It's National Children's Mental Health Awareness Week -- and with it, the opportunity for parents, teachers, coaches and troop leaders to make a difference in a child's life by keeping on the look out for signs that a child is struggling with a mental health issue.
Why is it that America is still spending $2 trillion on health care, mostly treating people after they become sick? How can we shift money toward prevention, where each dollar can save us multiple dollars on treatment?
All Americans should have the opportunity to lead long, healthy and productive lives. Yet one in two African-American and Hispanic-Latino children born this generation will develop type 2 diabetes as adults. This statistic is unacceptable because it is preventable.
Today we are releasing the 2012 National Drug Control Strategy -- the Obama Administration's primary policy blueprint for reducing drug use and its consequences in America. It is based on the premise that drug addiction is a chronic disease of the brain that can be prevented and treated.
A new study on the effectiveness of psychosis prevention is a clear caution against the DSM 5 proposal for a psychosis risk syndrome, and it should temper enthusiasm for rushing ahead with "ultra high risk" prevention programs.
Like all two-year olds, the ACA is still growing, and some of its happiest days are still a year or two away. And also like many two-year olds, some observers can only see the growing pains, not the progress.
Over the last two years, women have begun to see the better health, better care, and lower costs that everyone deserves. And over the next two years, women will continue to see stronger benefits and protections for them and their families.
As I write this, the Prevention Fund is about to undergo -- or has just undergone -- a $5 billion amputation. For those of us dedicated to disease prevention and health promotion, this is a very cruel cut indeed.
Part of what they do is help people plan. Parenthood. You know. They support birth control. In some cases, they provide it. Like your corner drugstore, but better. And this week the Bishops are howling about it.
There has been enormous attention of late to the grim and genuinely frightening problem of Alzheimer's disease. The problem is grim by its very nature -- there is little we contemplate with greater dread than the loss of our minds, our very selves.

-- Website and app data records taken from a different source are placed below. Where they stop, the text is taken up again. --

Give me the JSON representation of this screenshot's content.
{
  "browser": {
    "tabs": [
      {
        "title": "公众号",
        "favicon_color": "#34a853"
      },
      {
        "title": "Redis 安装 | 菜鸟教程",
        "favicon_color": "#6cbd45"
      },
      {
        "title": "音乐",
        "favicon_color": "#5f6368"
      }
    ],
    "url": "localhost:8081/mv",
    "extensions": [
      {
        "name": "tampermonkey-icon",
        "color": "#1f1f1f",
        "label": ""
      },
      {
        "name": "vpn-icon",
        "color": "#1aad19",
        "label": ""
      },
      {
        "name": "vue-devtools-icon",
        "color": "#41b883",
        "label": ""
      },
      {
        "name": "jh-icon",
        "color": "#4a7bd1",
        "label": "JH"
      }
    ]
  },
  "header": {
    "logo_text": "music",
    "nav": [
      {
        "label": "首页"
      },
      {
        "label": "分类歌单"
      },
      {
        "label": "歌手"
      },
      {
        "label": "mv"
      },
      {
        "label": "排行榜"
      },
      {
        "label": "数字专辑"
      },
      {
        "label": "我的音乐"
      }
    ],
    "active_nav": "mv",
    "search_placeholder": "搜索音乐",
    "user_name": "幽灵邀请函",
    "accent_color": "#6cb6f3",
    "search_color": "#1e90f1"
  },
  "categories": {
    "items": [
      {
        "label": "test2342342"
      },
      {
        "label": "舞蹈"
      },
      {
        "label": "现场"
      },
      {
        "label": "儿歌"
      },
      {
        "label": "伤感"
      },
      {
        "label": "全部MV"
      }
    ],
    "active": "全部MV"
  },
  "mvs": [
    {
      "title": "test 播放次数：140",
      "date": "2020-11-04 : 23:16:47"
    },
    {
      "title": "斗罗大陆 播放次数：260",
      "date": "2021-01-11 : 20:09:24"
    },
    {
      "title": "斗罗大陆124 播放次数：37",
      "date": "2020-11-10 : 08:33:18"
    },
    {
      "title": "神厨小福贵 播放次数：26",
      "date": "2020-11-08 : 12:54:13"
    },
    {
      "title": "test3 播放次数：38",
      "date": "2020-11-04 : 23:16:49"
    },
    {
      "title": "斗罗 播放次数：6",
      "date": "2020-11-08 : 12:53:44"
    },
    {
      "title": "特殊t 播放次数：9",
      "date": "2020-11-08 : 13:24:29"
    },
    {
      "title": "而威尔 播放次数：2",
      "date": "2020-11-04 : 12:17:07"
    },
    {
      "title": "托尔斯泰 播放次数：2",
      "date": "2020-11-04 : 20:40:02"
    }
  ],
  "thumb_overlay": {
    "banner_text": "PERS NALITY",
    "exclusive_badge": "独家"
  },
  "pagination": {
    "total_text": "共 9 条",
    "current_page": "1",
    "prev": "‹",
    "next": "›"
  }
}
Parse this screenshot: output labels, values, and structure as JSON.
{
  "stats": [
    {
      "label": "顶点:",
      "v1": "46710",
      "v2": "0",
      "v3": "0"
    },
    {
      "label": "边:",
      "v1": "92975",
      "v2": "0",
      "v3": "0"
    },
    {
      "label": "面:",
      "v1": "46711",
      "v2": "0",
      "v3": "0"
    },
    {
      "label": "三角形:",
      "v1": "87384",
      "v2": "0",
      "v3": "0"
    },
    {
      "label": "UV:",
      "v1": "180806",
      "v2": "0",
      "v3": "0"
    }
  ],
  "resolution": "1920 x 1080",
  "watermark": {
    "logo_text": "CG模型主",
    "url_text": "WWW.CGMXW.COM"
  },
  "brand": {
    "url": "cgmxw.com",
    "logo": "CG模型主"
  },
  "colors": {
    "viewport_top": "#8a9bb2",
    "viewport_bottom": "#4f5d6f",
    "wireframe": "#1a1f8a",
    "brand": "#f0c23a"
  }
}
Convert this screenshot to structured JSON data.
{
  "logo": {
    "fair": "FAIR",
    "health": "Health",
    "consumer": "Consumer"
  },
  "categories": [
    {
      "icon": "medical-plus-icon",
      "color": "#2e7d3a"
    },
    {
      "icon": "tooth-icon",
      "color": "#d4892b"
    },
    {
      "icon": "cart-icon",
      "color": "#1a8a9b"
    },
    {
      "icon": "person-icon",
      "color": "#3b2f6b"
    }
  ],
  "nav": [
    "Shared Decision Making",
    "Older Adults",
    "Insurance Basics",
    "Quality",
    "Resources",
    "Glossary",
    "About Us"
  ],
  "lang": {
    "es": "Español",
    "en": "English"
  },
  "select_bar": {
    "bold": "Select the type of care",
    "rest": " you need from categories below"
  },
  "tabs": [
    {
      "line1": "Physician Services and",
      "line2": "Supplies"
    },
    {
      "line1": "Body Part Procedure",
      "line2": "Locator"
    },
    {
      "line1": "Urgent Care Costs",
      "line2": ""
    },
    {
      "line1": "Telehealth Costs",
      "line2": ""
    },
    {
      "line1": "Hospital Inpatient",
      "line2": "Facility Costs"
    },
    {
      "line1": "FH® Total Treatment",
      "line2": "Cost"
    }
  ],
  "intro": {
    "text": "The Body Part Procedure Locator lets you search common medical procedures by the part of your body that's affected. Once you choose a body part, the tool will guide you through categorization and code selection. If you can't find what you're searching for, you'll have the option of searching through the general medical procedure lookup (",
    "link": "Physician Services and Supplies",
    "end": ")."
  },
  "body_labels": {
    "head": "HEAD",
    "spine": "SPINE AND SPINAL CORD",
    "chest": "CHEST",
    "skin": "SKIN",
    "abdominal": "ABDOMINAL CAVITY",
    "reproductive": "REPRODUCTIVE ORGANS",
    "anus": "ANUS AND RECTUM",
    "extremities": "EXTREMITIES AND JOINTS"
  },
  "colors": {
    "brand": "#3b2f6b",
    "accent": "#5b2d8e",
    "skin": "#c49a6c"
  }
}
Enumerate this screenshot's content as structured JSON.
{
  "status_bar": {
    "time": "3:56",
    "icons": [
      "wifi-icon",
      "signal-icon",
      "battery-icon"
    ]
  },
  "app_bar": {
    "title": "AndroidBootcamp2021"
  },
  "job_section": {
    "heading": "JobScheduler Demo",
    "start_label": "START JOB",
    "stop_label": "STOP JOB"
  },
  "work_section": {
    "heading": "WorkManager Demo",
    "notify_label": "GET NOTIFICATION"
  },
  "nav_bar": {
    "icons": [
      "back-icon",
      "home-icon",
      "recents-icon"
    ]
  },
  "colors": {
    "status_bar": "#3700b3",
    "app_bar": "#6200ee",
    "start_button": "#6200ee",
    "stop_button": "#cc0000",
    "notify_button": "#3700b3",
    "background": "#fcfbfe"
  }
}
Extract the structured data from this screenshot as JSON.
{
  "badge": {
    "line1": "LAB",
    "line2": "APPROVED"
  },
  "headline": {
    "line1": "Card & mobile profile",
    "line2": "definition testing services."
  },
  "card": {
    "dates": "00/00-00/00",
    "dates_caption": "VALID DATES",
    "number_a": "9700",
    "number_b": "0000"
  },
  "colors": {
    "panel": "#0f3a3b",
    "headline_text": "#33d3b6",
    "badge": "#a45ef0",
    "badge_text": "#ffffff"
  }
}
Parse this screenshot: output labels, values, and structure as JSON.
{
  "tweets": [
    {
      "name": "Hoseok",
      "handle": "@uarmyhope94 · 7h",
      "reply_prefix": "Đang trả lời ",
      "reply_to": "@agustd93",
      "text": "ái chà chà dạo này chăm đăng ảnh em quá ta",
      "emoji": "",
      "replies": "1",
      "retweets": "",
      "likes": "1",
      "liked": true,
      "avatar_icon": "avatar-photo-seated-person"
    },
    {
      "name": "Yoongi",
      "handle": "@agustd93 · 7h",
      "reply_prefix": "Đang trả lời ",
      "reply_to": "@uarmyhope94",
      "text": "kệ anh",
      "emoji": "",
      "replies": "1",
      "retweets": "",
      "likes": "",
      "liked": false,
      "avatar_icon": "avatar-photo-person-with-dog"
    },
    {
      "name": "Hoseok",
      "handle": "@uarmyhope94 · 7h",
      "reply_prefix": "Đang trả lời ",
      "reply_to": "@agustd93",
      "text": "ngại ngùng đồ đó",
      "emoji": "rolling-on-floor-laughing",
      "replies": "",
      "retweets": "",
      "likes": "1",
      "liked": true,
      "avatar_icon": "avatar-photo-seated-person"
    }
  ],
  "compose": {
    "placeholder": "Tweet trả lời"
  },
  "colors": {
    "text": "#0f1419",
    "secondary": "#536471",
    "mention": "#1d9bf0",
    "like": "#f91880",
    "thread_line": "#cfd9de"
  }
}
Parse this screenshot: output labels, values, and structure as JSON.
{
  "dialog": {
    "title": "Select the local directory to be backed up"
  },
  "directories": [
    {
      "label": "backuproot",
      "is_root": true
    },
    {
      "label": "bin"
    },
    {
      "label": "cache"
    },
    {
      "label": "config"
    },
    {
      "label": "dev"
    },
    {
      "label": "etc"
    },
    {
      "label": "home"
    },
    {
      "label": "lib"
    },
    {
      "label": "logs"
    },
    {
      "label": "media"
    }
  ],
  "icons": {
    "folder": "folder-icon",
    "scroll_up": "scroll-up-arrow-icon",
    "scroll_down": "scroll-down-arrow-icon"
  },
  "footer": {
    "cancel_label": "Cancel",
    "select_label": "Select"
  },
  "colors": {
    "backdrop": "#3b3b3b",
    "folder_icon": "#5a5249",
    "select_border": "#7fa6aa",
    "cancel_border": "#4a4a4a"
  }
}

Preventive psychiatry may someday be of significant service in reducing the burden of human suffering -- but only if it can be done really well. And the sad truth is that we don't yet have the necessary tools.
Each holiday season, millions of people travel to visit friends and family and kill themselves trying to get to every holiday party, shop till they drop and eat like little piglets. A giant combo for getting sick and feeling miserable all winter long.
It's not just colleges, or sports, or the Catholic Church. To make sure that parents and children are not afraid, we need to reconsider and reconfigure the norms in every institution that they participate in.
My extensive research has given me the sense that even if we have a genetic predisposition to develop cancer, there are ways we can protect ourselves. It is my hope that you will find some great tips in this blog series that will help you to live a longer, healthier and more vital life.
While we may not be able to right any wrongs, there's a lot that can be done in combating future incidences of child sexual abuse. There's plenty that can be done in positively moving forward, and beginning the process of healing.
About 2,500 people are set to race up 103 flights to the building's Skydeck on Sunday to benefit the Rehabilitation Institute of Chicago. It's one of the premier rehab facilities in the world, but more important to Pacholski, it's the place that's helped her get her life back.